My Dear Mr. Cooke:
In terms of summarizing your argument in a word, I can’t decide between adorable and cheeky. Not only did you ignore my reasoning, you introduced an inaccurate definition with this Merriam-Webster business. Had you bothered with the authoritative dictionary, the Oxford English Dictionary, you would have found: “A. adj. Of or pertaining to a system of government which tolerates only one political party, to which all other institutions are subordinated, and which usu. demands the complete subservience of the individual to the State.” I agree that a two party system makes us less exciting to watch, but it also negates the possibility that we are totalitarian.
More to the point, you claim: “Execution is an exercise of absolute state authority, in a way that taxes or gun control simply aren't.” That doesn’t quite satisfy, does it? To use your own language, taxes and execution “are different in degree, not in kind.” I think a debate on the death penalty is something worth having, though I’m not certain if this is the appropriate forum for it. Let’s try and focus on the case at hand:

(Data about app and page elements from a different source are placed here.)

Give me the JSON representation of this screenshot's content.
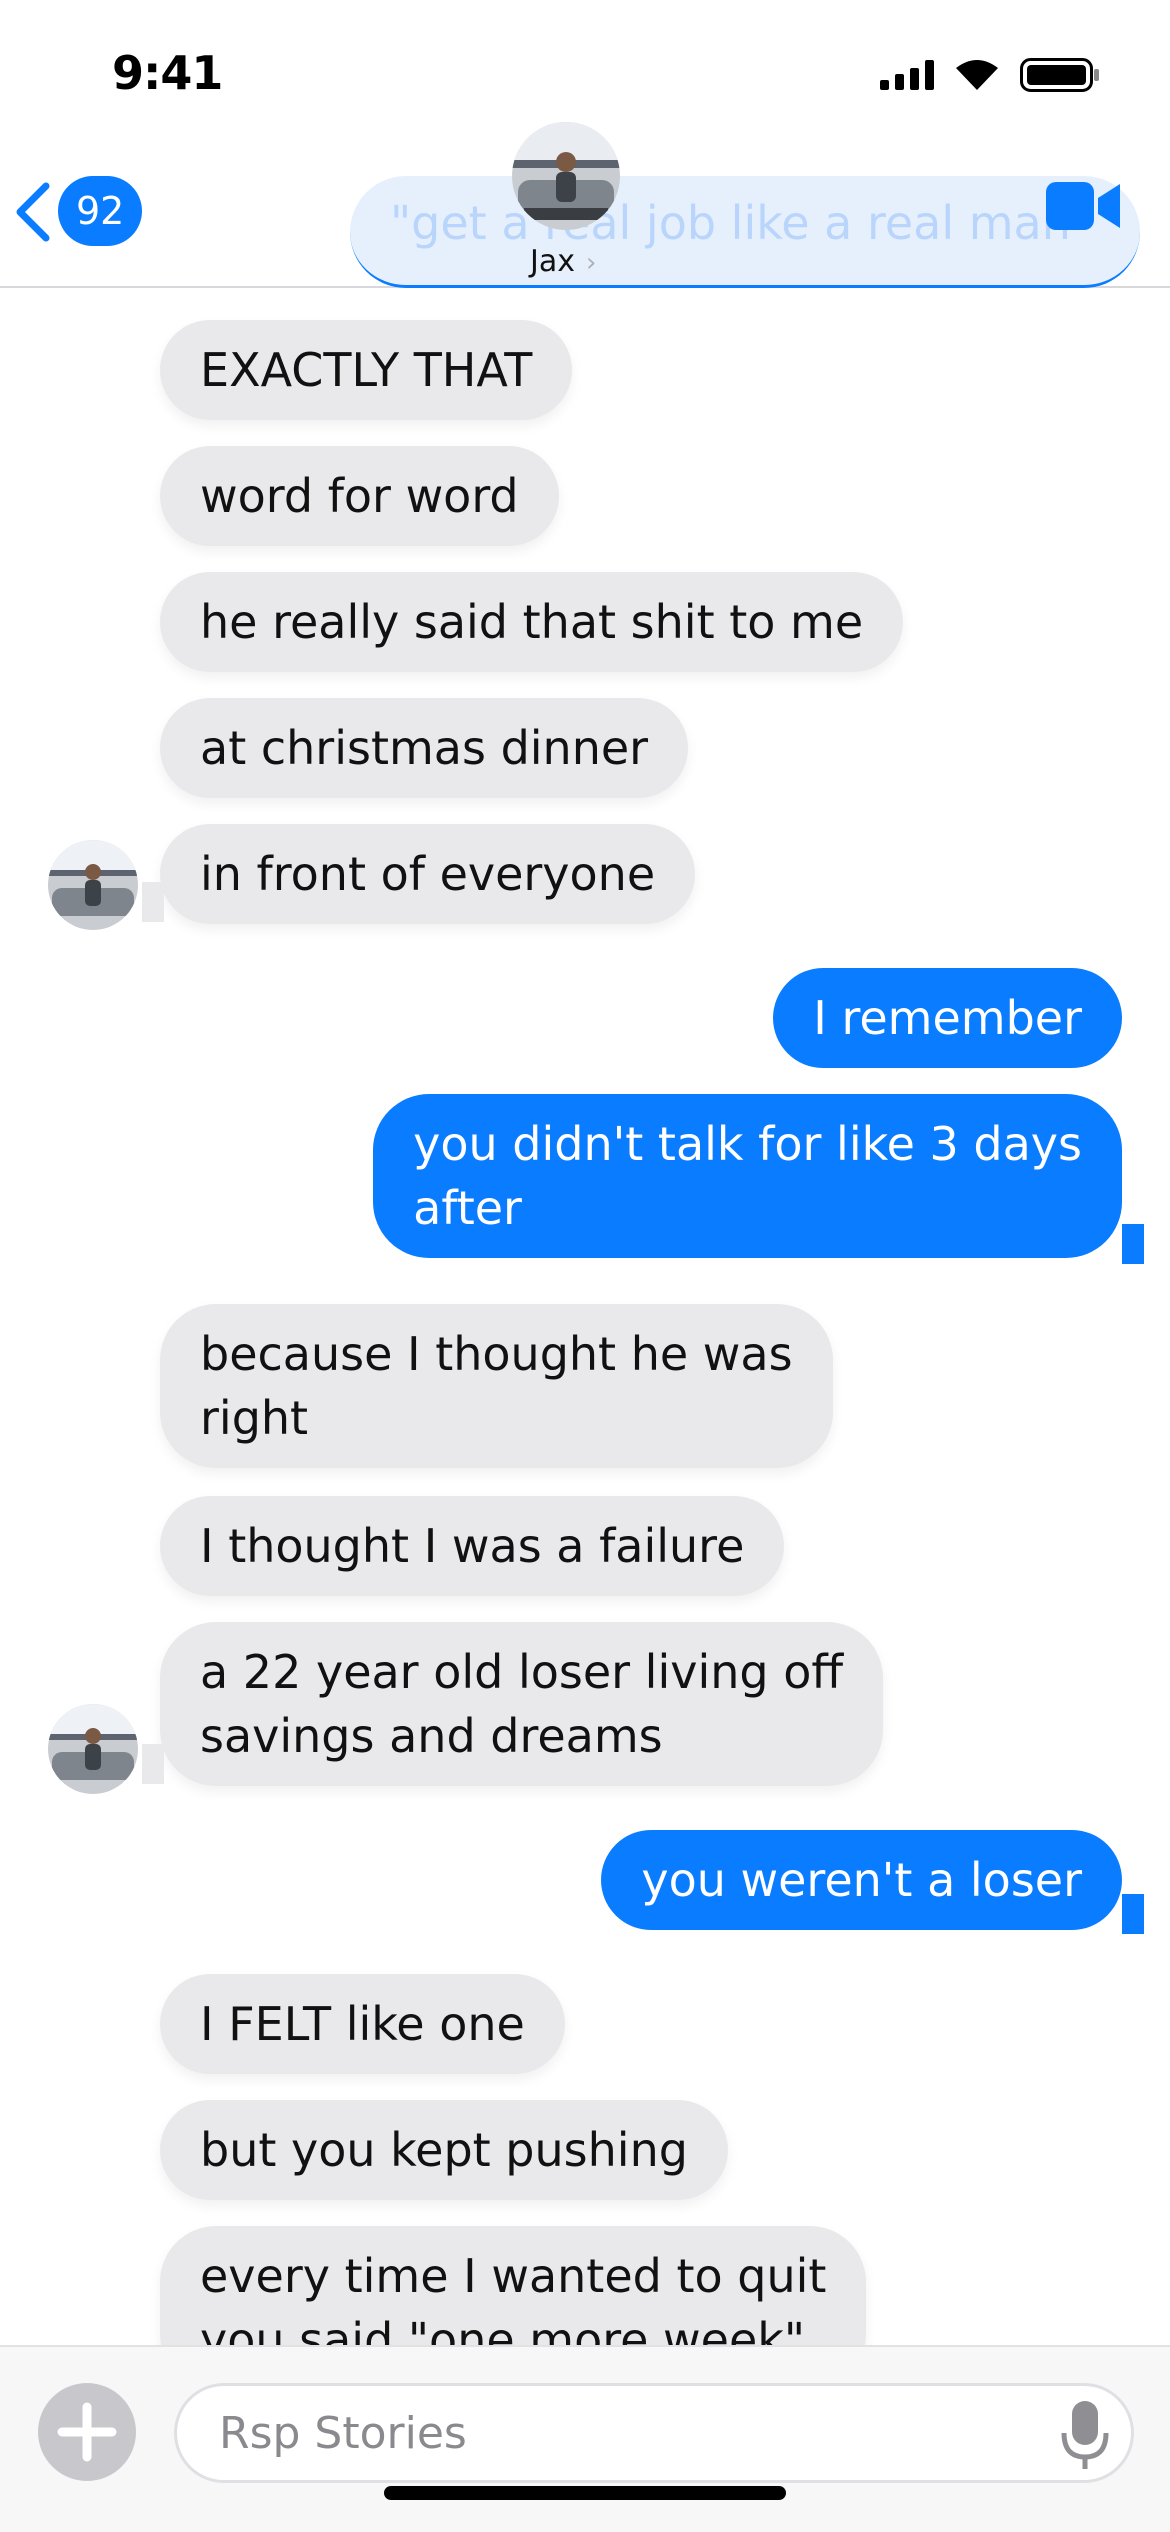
{
  "status_bar": {
    "time": "9:41"
  },
  "header": {
    "back_count": "92",
    "contact_name": "Jax",
    "overlapping_message": "\"get a real job like a real man\""
  },
  "messages": [
    {
      "from": "them",
      "text": "EXACTLY THAT"
    },
    {
      "from": "them",
      "text": "word for word"
    },
    {
      "from": "them",
      "text": "he really said that shit to me"
    },
    {
      "from": "them",
      "text": "at christmas dinner"
    },
    {
      "from": "them",
      "text": "in front of everyone"
    },
    {
      "from": "me",
      "text": "I remember"
    },
    {
      "from": "me",
      "line1": "you didn't talk for like 3 days",
      "line2": "after"
    },
    {
      "from": "them",
      "line1": "because I thought he was",
      "line2": "right"
    },
    {
      "from": "them",
      "text": "I thought I was a failure"
    },
    {
      "from": "them",
      "line1": "a 22 year old loser living off",
      "line2": "savings and dreams"
    },
    {
      "from": "me",
      "text": "you weren't a loser"
    },
    {
      "from": "them",
      "text": "I FELT like one"
    },
    {
      "from": "them",
      "text": "but you kept pushing"
    },
    {
      "from": "them",
      "line1": "every time I wanted to quit",
      "line2": "you said \"one more week\""
    }
  ],
  "compose": {
    "placeholder": "Rsp Stories"
  },
  "colors": {
    "accent": "#0a7cff",
    "incoming_bubble": "#e9e9eb"
  }
}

Do you agree that crimes against humanity are in a category somewhat more severe than the common criminal? Evidence is easily available for the former, though the latter is oftentimes mired in doubt or dubious police tactics. There is a fantastic argument against capitol punishment for common criminals; it doesn’t persuade me, but it’s a valid argument. Saddam didn’t kill his wife’s lover while in the heat of passion nor did he steal a television from Sears; Saddam decimated generations. Keep your eye on the ball, my friend.

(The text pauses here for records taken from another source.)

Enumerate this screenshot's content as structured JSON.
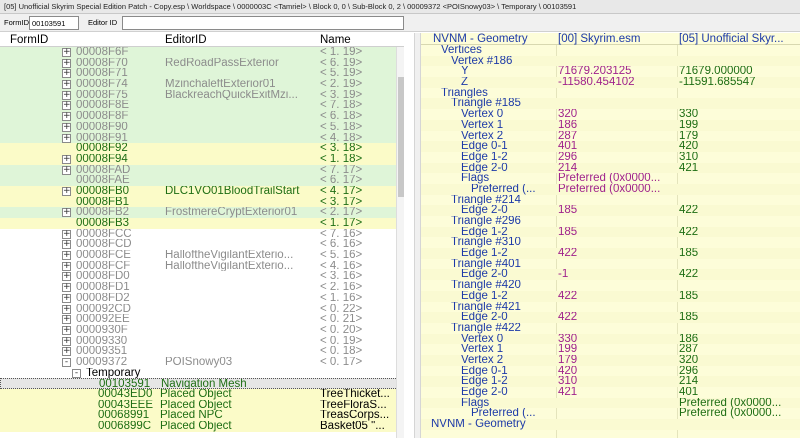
{
  "window": {
    "title": "[05] Unofficial Skyrim Special Edition Patch - Copy.esp \\ Worldspace \\ 0000003C <Tamriel> \\ Block 0, 0 \\ Sub-Block 0, 2 \\ 00009372 <POISnowy03> \\ Temporary \\ 00103591"
  },
  "filter": {
    "formid_label": "FormID",
    "formid_value": "00103591",
    "editorid_label": "Editor ID",
    "editorid_value": ""
  },
  "left_pane": {
    "columns": [
      "FormID",
      "EditorID",
      "Name"
    ],
    "rows": [
      {
        "expand": "+",
        "formid": "00008F6F",
        "editorid": "",
        "name": "< 1. 19>",
        "bg": "g",
        "tone": "gray"
      },
      {
        "expand": "+",
        "formid": "00008F70",
        "editorid": "RedRoadPassExterior",
        "name": "< 6. 19>",
        "bg": "g",
        "tone": "gray"
      },
      {
        "expand": "+",
        "formid": "00008F71",
        "editorid": "",
        "name": "< 5. 19>",
        "bg": "g",
        "tone": "gray"
      },
      {
        "expand": "+",
        "formid": "00008F74",
        "editorid": "MzinchaleftExterior01",
        "name": "< 2. 19>",
        "bg": "g",
        "tone": "gray"
      },
      {
        "expand": "+",
        "formid": "00008F75",
        "editorid": "BlackreachQuickExitMzi...",
        "name": "< 3. 19>",
        "bg": "g",
        "tone": "gray"
      },
      {
        "expand": "+",
        "formid": "00008F8E",
        "editorid": "",
        "name": "< 7. 18>",
        "bg": "g",
        "tone": "gray"
      },
      {
        "expand": "+",
        "formid": "00008F8F",
        "editorid": "",
        "name": "< 6. 18>",
        "bg": "g",
        "tone": "gray"
      },
      {
        "expand": "+",
        "formid": "00008F90",
        "editorid": "",
        "name": "< 5. 18>",
        "bg": "g",
        "tone": "gray"
      },
      {
        "expand": "+",
        "formid": "00008F91",
        "editorid": "",
        "name": "< 4. 18>",
        "bg": "g",
        "tone": "gray"
      },
      {
        "expand": "",
        "formid": "00008F92",
        "editorid": "",
        "name": "< 3. 18>",
        "bg": "y",
        "tone": "green"
      },
      {
        "expand": "+",
        "formid": "00008F94",
        "editorid": "",
        "name": "< 1. 18>",
        "bg": "y",
        "tone": "green"
      },
      {
        "expand": "+",
        "formid": "00008FAD",
        "editorid": "",
        "name": "< 7. 17>",
        "bg": "g",
        "tone": "gray"
      },
      {
        "expand": "",
        "formid": "00008FAE",
        "editorid": "",
        "name": "< 6. 17>",
        "bg": "g",
        "tone": "gray"
      },
      {
        "expand": "+",
        "formid": "00008FB0",
        "editorid": "DLC1VO01BloodTrailStart",
        "name": "< 4. 17>",
        "bg": "y",
        "tone": "green"
      },
      {
        "expand": "",
        "formid": "00008FB1",
        "editorid": "",
        "name": "< 3. 17>",
        "bg": "y",
        "tone": "green"
      },
      {
        "expand": "+",
        "formid": "00008FB2",
        "editorid": "FrostmereCryptExterior01",
        "name": "< 2. 17>",
        "bg": "g",
        "tone": "gray"
      },
      {
        "expand": "",
        "formid": "00008FB3",
        "editorid": "",
        "name": "< 1. 17>",
        "bg": "y",
        "tone": "green"
      },
      {
        "expand": "+",
        "formid": "00008FCC",
        "editorid": "",
        "name": "< 7. 16>",
        "bg": "w",
        "tone": "gray"
      },
      {
        "expand": "+",
        "formid": "00008FCD",
        "editorid": "",
        "name": "< 6. 16>",
        "bg": "w",
        "tone": "gray"
      },
      {
        "expand": "+",
        "formid": "00008FCE",
        "editorid": "HalloftheVigilantExterio...",
        "name": "< 5. 16>",
        "bg": "w",
        "tone": "gray"
      },
      {
        "expand": "+",
        "formid": "00008FCF",
        "editorid": "HalloftheVigilantExterio...",
        "name": "< 4. 16>",
        "bg": "w",
        "tone": "gray"
      },
      {
        "expand": "+",
        "formid": "00008FD0",
        "editorid": "",
        "name": "< 3. 16>",
        "bg": "w",
        "tone": "gray"
      },
      {
        "expand": "+",
        "formid": "00008FD1",
        "editorid": "",
        "name": "< 2. 16>",
        "bg": "w",
        "tone": "gray"
      },
      {
        "expand": "+",
        "formid": "00008FD2",
        "editorid": "",
        "name": "< 1. 16>",
        "bg": "w",
        "tone": "gray"
      },
      {
        "expand": "+",
        "formid": "000092CD",
        "editorid": "",
        "name": "< 0. 22>",
        "bg": "w",
        "tone": "gray"
      },
      {
        "expand": "+",
        "formid": "000092EE",
        "editorid": "",
        "name": "< 0. 21>",
        "bg": "w",
        "tone": "gray"
      },
      {
        "expand": "+",
        "formid": "0000930F",
        "editorid": "",
        "name": "< 0. 20>",
        "bg": "w",
        "tone": "gray"
      },
      {
        "expand": "+",
        "formid": "00009330",
        "editorid": "",
        "name": "< 0. 19>",
        "bg": "w",
        "tone": "gray"
      },
      {
        "expand": "+",
        "formid": "00009351",
        "editorid": "",
        "name": "< 0. 18>",
        "bg": "w",
        "tone": "gray"
      },
      {
        "expand": "-",
        "formid": "00009372",
        "editorid": "POISnowy03",
        "name": "< 0. 17>",
        "bg": "w",
        "tone": "gray"
      }
    ],
    "temporary_label": "Temporary",
    "children": [
      {
        "formid": "00103591",
        "editorid": "Navigation Mesh",
        "name": "",
        "bg": "sel",
        "tone": "green"
      },
      {
        "formid": "00043ED0",
        "editorid": "Placed Object",
        "name": "TreeThicket...",
        "bg": "y",
        "tone": "green"
      },
      {
        "formid": "00043EEE",
        "editorid": "Placed Object",
        "name": "TreeFloraS...",
        "bg": "y",
        "tone": "green"
      },
      {
        "formid": "00068991",
        "editorid": "Placed NPC",
        "name": "TreasCorps...",
        "bg": "y",
        "tone": "green"
      },
      {
        "formid": "0006899C",
        "editorid": "Placed Object",
        "name": "Basket05 \"...",
        "bg": "y",
        "tone": "green"
      }
    ]
  },
  "right_pane": {
    "headers": [
      "NVNM - Geometry",
      "[00] Skyrim.esm",
      "[05] Unofficial Skyr..."
    ],
    "rows": [
      {
        "indent": 1,
        "label": "Vertices",
        "v1": "",
        "v2": ""
      },
      {
        "indent": 2,
        "label": "Vertex #186",
        "v1": "",
        "v2": ""
      },
      {
        "indent": 3,
        "label": "Y",
        "v1": "71679.203125",
        "v2": "71679.000000"
      },
      {
        "indent": 3,
        "label": "Z",
        "v1": "-11580.454102",
        "v2": "-11591.685547"
      },
      {
        "indent": 1,
        "label": "Triangles",
        "v1": "",
        "v2": ""
      },
      {
        "indent": 2,
        "label": "Triangle #185",
        "v1": "",
        "v2": ""
      },
      {
        "indent": 3,
        "label": "Vertex 0",
        "v1": "320",
        "v2": "330"
      },
      {
        "indent": 3,
        "label": "Vertex 1",
        "v1": "186",
        "v2": "199"
      },
      {
        "indent": 3,
        "label": "Vertex 2",
        "v1": "287",
        "v2": "179"
      },
      {
        "indent": 3,
        "label": "Edge 0-1",
        "v1": "401",
        "v2": "420"
      },
      {
        "indent": 3,
        "label": "Edge 1-2",
        "v1": "296",
        "v2": "310"
      },
      {
        "indent": 3,
        "label": "Edge 2-0",
        "v1": "214",
        "v2": "421"
      },
      {
        "indent": 3,
        "label": "Flags",
        "v1": "Preferred (0x0000...",
        "v2": ""
      },
      {
        "indent": 4,
        "label": "Preferred (...",
        "v1": "Preferred (0x0000...",
        "v2": ""
      },
      {
        "indent": 2,
        "label": "Triangle #214",
        "v1": "",
        "v2": ""
      },
      {
        "indent": 3,
        "label": "Edge 2-0",
        "v1": "185",
        "v2": "422"
      },
      {
        "indent": 2,
        "label": "Triangle #296",
        "v1": "",
        "v2": ""
      },
      {
        "indent": 3,
        "label": "Edge 1-2",
        "v1": "185",
        "v2": "422"
      },
      {
        "indent": 2,
        "label": "Triangle #310",
        "v1": "",
        "v2": ""
      },
      {
        "indent": 3,
        "label": "Edge 1-2",
        "v1": "422",
        "v2": "185"
      },
      {
        "indent": 2,
        "label": "Triangle #401",
        "v1": "",
        "v2": ""
      },
      {
        "indent": 3,
        "label": "Edge 2-0",
        "v1": "-1",
        "v2": "422"
      },
      {
        "indent": 2,
        "label": "Triangle #420",
        "v1": "",
        "v2": ""
      },
      {
        "indent": 3,
        "label": "Edge 1-2",
        "v1": "422",
        "v2": "185"
      },
      {
        "indent": 2,
        "label": "Triangle #421",
        "v1": "",
        "v2": ""
      },
      {
        "indent": 3,
        "label": "Edge 2-0",
        "v1": "422",
        "v2": "185"
      },
      {
        "indent": 2,
        "label": "Triangle #422",
        "v1": "",
        "v2": ""
      },
      {
        "indent": 3,
        "label": "Vertex 0",
        "v1": "330",
        "v2": "186"
      },
      {
        "indent": 3,
        "label": "Vertex 1",
        "v1": "199",
        "v2": "287"
      },
      {
        "indent": 3,
        "label": "Vertex 2",
        "v1": "179",
        "v2": "320"
      },
      {
        "indent": 3,
        "label": "Edge 0-1",
        "v1": "420",
        "v2": "296"
      },
      {
        "indent": 3,
        "label": "Edge 1-2",
        "v1": "310",
        "v2": "214"
      },
      {
        "indent": 3,
        "label": "Edge 2-0",
        "v1": "421",
        "v2": "401"
      },
      {
        "indent": 3,
        "label": "Flags",
        "v1": "",
        "v2": "Preferred (0x0000..."
      },
      {
        "indent": 4,
        "label": "Preferred (...",
        "v1": "",
        "v2": "Preferred (0x0000..."
      },
      {
        "indent": 0,
        "label": "NVNM - Geometry",
        "v1": "",
        "v2": ""
      }
    ]
  },
  "colors": {
    "green_row": "#dff5d8",
    "yellow_row": "#fbfbc8",
    "right_bg": "#fdfdd9",
    "label_blue": "#1d3aa8",
    "value_magenta": "#a0238c",
    "value_green": "#1e6e14"
  }
}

If proportionality should be a guideline in meting out punishment, what is an appropriate response to genocide, using chemical weapons, and wasting a nation over a 24 year period? I simply don't understand how jail-time is a fair way for Iraqis to show their disdain for Saddam's crimes. Sometimes, with appropriate evidence and appropriate aggrievement, states can and should decide that the actions of an individual are so egregious that they only proportional response is death.

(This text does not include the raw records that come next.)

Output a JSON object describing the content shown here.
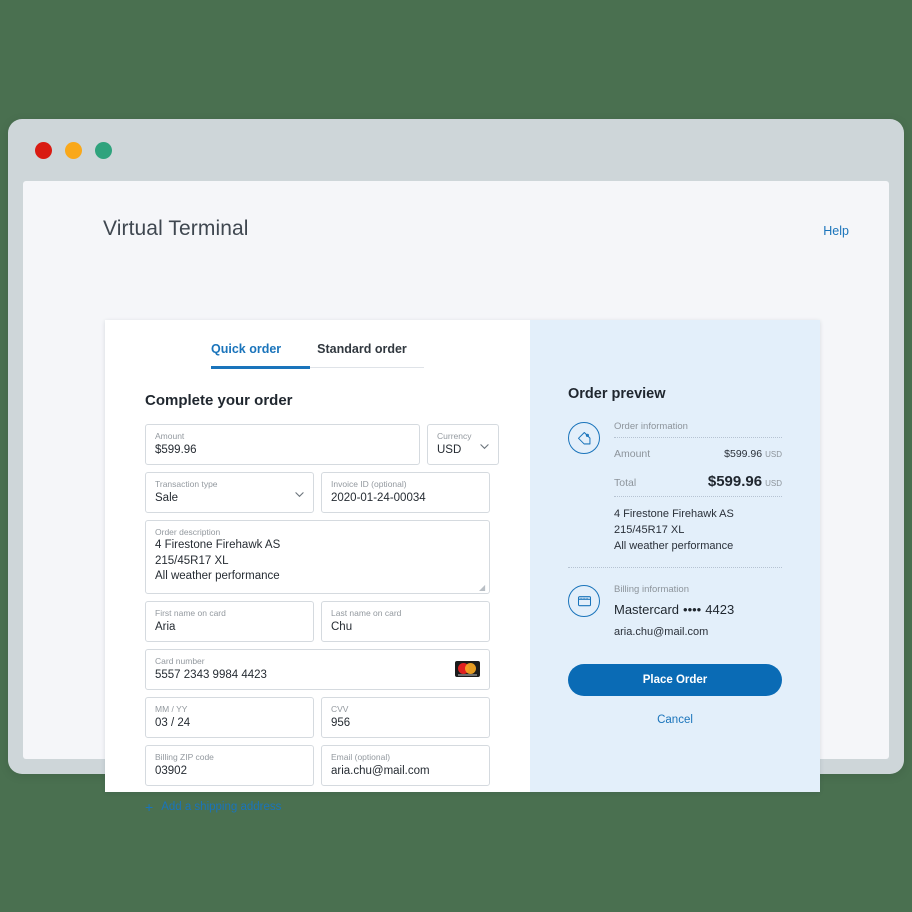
{
  "window": {
    "traffic_lights": [
      {
        "name": "close",
        "color": "#d91b12"
      },
      {
        "name": "minimize",
        "color": "#f9a81a"
      },
      {
        "name": "maximize",
        "color": "#2fa37d"
      }
    ]
  },
  "header": {
    "title": "Virtual Terminal",
    "help_label": "Help"
  },
  "tabs": [
    {
      "label": "Quick order",
      "active": true
    },
    {
      "label": "Standard order",
      "active": false
    }
  ],
  "form": {
    "heading": "Complete your order",
    "amount": {
      "label": "Amount",
      "value": "$599.96"
    },
    "currency": {
      "label": "Currency",
      "value": "USD"
    },
    "transaction_type": {
      "label": "Transaction type",
      "value": "Sale"
    },
    "invoice_id": {
      "label": "Invoice ID (optional)",
      "value": "2020-01-24-00034"
    },
    "order_description": {
      "label": "Order description",
      "lines": [
        "4 Firestone Firehawk AS",
        "215/45R17 XL",
        "All weather performance"
      ]
    },
    "first_name": {
      "label": "First name on card",
      "value": "Aria"
    },
    "last_name": {
      "label": "Last name on card",
      "value": "Chu"
    },
    "card_number": {
      "label": "Card number",
      "value": "5557 2343 9984 4423",
      "brand": "mastercard"
    },
    "expiry": {
      "label": "MM / YY",
      "value": "03 / 24"
    },
    "cvv": {
      "label": "CVV",
      "value": "956"
    },
    "billing_zip": {
      "label": "Billing ZIP code",
      "value": "03902"
    },
    "email": {
      "label": "Email (optional)",
      "value": "aria.chu@mail.com"
    },
    "add_shipping_label": "Add a shipping address"
  },
  "preview": {
    "title": "Order preview",
    "order_information_caption": "Order information",
    "amount_row": {
      "label": "Amount",
      "value": "$599.96",
      "currency": "USD"
    },
    "total_row": {
      "label": "Total",
      "value": "$599.96",
      "currency": "USD"
    },
    "description_lines": [
      "4 Firestone Firehawk AS",
      "215/45R17 XL",
      "All weather performance"
    ],
    "billing_caption": "Billing information",
    "card_brand": "Mastercard",
    "card_mask": "••••",
    "card_last4": "4423",
    "email": "aria.chu@mail.com",
    "place_order_label": "Place Order",
    "cancel_label": "Cancel"
  },
  "colors": {
    "background": "#4a7050",
    "accent_blue": "#1a74bb",
    "button_blue": "#0a6bb5",
    "panel_blue": "#e3effa"
  }
}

Saddam’s guilt is beyond the shadow of a doubt; he videotaped many of his crimes, bragged about them, and used them to subdue his populace. Saddam, ever the legal scholar, has confined his complaints largely to procedural matters and screaming exhortations. Was his trial 100% perfect? No, and what trial is? The fact that he received a trial at all is remarkable in a state embroiled in civil war with only the tatters of government. Hell, when Saddam came to power in 1979, he did so personally at the barrel of a gun. Where is your concern and compassion for this? When I read opinions criticizing the trial, I can’t help but note a lack of commiseration for his millions of victims. Critique at will, but at least acknowledge the man’s crimes.